◆ GOAL OF THE EXERCISE
Your job is to copy the lines from the material that include "今昔マップ".

◆ DATASET RECORDS
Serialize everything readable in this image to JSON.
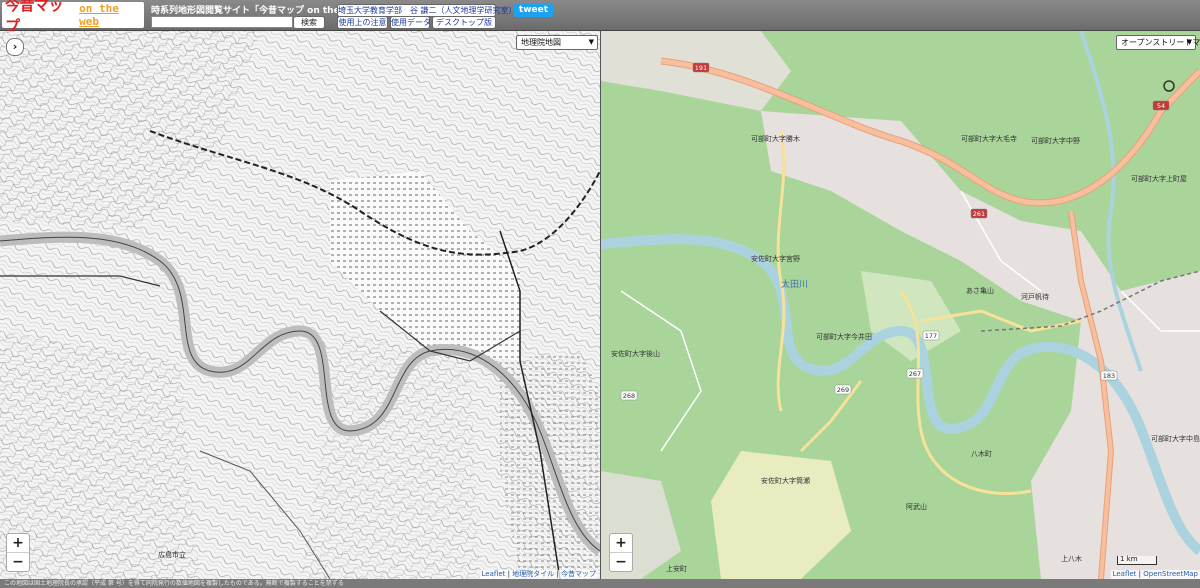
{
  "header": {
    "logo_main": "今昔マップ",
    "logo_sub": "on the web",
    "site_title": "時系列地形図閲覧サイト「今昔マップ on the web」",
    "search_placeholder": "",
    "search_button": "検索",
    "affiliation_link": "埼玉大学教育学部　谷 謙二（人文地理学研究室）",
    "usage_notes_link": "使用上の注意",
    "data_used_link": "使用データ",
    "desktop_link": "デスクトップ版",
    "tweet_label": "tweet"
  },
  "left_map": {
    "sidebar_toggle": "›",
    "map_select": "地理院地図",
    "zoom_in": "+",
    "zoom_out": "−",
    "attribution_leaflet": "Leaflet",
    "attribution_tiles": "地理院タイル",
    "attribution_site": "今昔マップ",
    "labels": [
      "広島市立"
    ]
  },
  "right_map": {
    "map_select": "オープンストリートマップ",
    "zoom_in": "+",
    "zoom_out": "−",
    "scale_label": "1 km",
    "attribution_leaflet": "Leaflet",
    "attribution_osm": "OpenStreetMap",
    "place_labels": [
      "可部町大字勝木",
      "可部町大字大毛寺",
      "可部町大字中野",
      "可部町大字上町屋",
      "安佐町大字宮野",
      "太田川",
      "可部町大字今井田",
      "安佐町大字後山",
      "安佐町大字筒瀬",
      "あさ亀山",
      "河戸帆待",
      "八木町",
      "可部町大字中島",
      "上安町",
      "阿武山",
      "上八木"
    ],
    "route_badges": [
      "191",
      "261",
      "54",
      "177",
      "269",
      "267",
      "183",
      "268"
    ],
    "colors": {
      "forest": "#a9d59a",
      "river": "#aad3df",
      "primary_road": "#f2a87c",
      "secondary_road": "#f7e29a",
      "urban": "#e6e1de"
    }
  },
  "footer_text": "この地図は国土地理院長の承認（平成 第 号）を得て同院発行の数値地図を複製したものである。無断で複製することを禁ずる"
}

◆ EXERCISE RESPONSE
    "logo_main": "今昔マップ",
    "site_title": "時系列地形図閲覧サイト「今昔マップ on the web」",
    "attribution_site": "今昔マップ",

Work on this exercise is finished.